Russia’s Terrorist Double Game
In April, a Muslim Russian national from Kyrgyzstan detonated an explosive device in St. Petersburg’s subway system, killing 14 people and injuring many others. The attack signaled a growing Islamist threat in Russia, following several high-profile terrorist attacks in recent years. More people have been killed in Russia from terrorism than in any other European state since 1970. Yet Russia maintains a glaring double standard when it comes to terrorist violence; in fact, it now sponsors some of the deadliest terrorist groups in history.
For the Russian government, terrorists aren’t “terrorists” if they avoid targeting Russian citizens or interests. In this light, Russian officials consistently avoid classifying groups like Hamas and Hezbollah as terrorist organizations. The latest example of this behavior came directly from Russia’s ambassador to Israel, Alexander Shein, in an interview last Friday with Israel’s Russian-language Channel 9, which was translated by the Middle East Media Research Institute (MEMRI).
Shein admitted that while both Hamas and Hezbollah were “radical organizations, which sometimes adhere to extremist political views,” Russian law only designates organizations as terrorists when they “intentionally conduct acts of terror in Russian territory, or against Russian interests abroad — installations, embassies, offices, or citizens.”
Despite the lack of a universal definition, “terrorism” generally refers to a non-state actor’s deliberate threat or use of violence for primarily political, religious or ideological purposes. According to many conceptions, terrorism tends to intentionally target civilians, but also to create a broader psychological reaction beyond those killed or injured. By these well-established criteria, Hezbollah and Hamas — organized militant groups that purposefully kill civilians to establish Islamist states in their image — are the quintessential terrorist organizations.
For the Russian government, a jihadist blowing up a St. Petersburg subway station constitutes terrorism. But a Hamas suicide bomber targeting Israeli public transportation, or Hezbollah militants indiscriminately firing rockets into civilian areas, is not terrorism. With such a view, it is no surprise that Russia is actively engaging in a double game when it comes to supporting terrorist organizations.
Since launching its 2015 military intervention in Syria’s civil war, Russia has positioned itself as a major benefactor to the Iranian-led Shiite axis operating in Syria. Russia provides military training and air support to Hezbollah fighters on the ground, and reportedly supplies the terrorist group with heavy weaponry and enables the flow of sophisticated armaments from Iran to its terrorist proxy.
Russia historically has faced diverse terrorist threats from its North Caucasus region, and this conflict has increasingly adopted a more global Islamist orientation. In December 2013, Islamist terrorists conducted two suicide bombings within two days, targeting public transportation in the city of Volgograd. Another suicide bombing had taken place in the same city two months earlier. Since the mid 1990’s, Russian forces have fought North Caucasian militants in two bloody wars and other sustained battles in the region.
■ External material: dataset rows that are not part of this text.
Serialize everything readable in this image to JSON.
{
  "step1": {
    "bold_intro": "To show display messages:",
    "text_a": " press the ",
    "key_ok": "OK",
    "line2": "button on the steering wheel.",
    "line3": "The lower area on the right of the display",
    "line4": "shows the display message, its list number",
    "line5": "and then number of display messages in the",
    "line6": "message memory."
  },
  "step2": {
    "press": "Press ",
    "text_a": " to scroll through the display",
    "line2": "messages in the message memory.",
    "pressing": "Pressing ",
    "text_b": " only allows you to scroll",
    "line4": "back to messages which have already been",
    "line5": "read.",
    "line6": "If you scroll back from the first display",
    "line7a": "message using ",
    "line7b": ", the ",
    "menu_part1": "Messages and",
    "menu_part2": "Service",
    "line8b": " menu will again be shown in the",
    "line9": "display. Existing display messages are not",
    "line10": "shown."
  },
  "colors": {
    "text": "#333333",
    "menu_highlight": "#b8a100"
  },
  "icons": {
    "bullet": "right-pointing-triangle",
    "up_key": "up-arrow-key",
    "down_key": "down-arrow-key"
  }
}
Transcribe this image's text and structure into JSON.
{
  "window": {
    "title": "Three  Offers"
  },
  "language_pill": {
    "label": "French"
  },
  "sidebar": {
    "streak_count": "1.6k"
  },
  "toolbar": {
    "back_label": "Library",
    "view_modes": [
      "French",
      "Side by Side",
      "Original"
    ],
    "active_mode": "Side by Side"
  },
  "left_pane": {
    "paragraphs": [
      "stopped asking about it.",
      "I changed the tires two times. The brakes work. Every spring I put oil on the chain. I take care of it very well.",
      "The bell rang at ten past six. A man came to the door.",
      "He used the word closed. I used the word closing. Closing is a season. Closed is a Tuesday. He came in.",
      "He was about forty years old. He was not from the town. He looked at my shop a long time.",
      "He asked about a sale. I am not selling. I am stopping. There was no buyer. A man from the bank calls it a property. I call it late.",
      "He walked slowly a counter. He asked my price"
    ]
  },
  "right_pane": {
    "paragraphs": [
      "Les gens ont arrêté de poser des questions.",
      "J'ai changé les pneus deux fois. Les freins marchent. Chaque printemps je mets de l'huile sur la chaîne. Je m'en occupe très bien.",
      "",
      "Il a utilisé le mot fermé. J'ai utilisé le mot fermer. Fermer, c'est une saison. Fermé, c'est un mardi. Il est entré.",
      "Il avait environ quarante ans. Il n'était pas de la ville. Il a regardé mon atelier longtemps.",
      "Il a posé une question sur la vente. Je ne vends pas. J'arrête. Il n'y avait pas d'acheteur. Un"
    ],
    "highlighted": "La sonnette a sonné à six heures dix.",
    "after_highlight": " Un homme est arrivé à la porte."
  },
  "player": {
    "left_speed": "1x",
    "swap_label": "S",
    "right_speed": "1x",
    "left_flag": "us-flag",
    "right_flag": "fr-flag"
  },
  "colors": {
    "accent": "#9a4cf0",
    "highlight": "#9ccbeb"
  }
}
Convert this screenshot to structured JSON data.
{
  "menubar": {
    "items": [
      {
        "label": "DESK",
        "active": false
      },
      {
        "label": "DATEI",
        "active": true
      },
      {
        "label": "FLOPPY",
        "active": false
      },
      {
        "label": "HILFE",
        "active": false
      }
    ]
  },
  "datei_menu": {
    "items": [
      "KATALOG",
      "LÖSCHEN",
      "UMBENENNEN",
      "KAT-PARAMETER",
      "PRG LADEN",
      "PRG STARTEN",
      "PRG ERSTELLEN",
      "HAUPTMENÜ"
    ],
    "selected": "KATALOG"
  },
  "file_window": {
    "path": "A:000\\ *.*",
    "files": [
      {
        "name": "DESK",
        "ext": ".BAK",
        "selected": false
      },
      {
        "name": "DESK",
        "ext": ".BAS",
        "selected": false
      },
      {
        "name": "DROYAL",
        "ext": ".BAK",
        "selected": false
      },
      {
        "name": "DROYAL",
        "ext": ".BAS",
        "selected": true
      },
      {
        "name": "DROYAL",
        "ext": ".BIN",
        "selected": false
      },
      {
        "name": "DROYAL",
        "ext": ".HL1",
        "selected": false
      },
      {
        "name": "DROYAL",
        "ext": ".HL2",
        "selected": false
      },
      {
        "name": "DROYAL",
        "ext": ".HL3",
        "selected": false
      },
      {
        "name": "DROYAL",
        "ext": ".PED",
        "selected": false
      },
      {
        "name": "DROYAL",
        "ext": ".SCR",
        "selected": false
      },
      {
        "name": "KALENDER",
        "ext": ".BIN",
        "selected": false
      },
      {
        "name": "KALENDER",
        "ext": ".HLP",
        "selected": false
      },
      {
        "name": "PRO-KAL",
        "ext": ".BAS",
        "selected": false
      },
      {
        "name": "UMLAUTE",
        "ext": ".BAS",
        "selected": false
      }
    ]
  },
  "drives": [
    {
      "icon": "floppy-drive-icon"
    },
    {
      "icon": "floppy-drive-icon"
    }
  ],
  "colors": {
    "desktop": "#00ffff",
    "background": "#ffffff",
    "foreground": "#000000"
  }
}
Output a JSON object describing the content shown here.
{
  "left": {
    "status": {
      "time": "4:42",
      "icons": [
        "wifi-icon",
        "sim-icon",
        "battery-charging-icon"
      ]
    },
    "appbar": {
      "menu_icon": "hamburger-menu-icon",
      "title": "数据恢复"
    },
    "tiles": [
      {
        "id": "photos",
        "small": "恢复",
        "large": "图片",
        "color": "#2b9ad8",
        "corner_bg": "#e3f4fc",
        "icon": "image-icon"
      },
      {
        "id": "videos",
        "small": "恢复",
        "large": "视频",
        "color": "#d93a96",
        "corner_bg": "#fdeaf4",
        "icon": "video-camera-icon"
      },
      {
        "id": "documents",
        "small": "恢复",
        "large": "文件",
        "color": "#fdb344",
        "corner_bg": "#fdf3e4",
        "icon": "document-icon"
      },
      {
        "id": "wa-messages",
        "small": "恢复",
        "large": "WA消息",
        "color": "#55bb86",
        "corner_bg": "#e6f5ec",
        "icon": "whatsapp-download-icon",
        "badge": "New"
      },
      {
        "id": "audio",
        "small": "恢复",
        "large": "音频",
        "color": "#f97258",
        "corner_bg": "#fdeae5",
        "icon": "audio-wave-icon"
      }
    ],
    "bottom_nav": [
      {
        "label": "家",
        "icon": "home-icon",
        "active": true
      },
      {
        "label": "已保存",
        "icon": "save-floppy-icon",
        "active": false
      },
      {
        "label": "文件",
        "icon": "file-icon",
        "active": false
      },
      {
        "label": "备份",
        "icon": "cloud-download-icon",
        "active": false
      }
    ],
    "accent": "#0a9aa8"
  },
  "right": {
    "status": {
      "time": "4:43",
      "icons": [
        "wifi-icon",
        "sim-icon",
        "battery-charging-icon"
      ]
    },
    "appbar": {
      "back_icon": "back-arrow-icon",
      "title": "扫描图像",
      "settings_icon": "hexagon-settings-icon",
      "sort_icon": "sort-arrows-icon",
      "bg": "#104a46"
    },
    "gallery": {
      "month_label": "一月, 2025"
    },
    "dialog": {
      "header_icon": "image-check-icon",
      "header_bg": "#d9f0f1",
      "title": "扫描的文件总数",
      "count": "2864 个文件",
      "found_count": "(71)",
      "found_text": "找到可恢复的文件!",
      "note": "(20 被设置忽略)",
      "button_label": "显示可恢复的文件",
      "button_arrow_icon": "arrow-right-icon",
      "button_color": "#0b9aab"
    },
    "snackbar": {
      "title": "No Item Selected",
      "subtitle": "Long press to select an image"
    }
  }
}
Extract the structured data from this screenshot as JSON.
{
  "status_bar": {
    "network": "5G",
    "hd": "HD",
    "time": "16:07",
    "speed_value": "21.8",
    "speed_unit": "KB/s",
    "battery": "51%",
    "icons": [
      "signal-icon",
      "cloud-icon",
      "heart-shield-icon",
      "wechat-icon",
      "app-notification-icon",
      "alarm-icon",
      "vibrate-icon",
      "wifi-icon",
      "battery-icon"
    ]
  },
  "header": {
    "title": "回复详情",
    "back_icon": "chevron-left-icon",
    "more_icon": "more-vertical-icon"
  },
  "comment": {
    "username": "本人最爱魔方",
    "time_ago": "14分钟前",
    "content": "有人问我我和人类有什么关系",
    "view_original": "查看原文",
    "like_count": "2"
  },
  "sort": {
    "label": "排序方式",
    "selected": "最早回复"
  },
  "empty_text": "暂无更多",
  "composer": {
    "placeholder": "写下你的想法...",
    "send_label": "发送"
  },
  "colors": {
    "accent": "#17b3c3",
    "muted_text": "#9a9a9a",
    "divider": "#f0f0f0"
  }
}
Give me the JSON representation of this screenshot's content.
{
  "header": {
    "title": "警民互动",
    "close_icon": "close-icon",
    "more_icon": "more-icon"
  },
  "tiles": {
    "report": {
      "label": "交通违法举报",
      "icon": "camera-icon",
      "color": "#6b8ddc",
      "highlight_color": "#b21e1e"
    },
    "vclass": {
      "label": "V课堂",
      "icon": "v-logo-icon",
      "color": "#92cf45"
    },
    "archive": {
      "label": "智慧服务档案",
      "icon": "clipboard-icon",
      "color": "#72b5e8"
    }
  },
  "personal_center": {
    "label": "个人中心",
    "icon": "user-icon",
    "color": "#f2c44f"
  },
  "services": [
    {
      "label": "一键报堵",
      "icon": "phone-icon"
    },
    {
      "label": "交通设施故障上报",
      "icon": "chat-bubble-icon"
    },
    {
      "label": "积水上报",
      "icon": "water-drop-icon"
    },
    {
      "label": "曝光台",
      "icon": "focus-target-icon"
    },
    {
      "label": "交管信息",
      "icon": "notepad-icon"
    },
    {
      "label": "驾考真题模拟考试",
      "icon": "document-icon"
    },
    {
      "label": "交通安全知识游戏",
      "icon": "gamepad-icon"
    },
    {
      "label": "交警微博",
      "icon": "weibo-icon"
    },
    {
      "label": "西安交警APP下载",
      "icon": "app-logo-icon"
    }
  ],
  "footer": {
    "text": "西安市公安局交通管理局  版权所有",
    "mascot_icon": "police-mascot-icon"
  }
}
Despite strong crackdowns in recent years, Russian security services allegedly encouraged many local extremists to leave the North Caucasus and join terrorist organizations in Syria, disregarding the country’s own laws deterring individuals from fighting with terrorist groups that oppose Russian interests. Since 2011, an estimated 2,400 Russians have traveled to Syria to fight with various militant groups, including the Islamic State and al-Qaeda’s affiliate Jabhat al-Nusra. Now Russia is particularly vulnerable to the threat from returning foreign fighters.
In Afghanistan, Russia has been increasingly supporting the Taliban — under the pretext of combatting the Islamic State’s affiliate in that country. Like in Syria, Russia is allying with one terrorist organization to fight another one. In both contexts, these policies may be intended to reduce the domestic terrorist threat to Russia and enhance Russia’s influence. But working with terrorist entities that hold long-standing grievances with the Russian state in order to fight other short-term terrorist threats will likely backfire.
The Islamist terrorist threat to Russian national security is unlikely to wane anytime soon. Russia’s population is in decline, but Muslims living in Russia maintain relatively high birthrates. Some projections suggest that Muslims — who currently represent about 16 percent of the Russian population — will account for one fifth of the country’s population by 2020. Support for various types of Islamist groups abroad does not bode well for long-term Russian counterterrorism efforts at home. Russia’s marginalized and predominately Sunni Muslim population may become even more susceptible to radical Islamist ideologies as Russia continues to support Shiite terrorist organizations in Syria.
Russia’s explicit military, financial and diplomatic assistance to some of the most brutal powerful terrorist groups make Moscow one of the world’s leading state sponsors of terrorism today. All acts of Islamist terrorist violence needs to be condemned and suppressed uniformly — not in Russia’s selective way.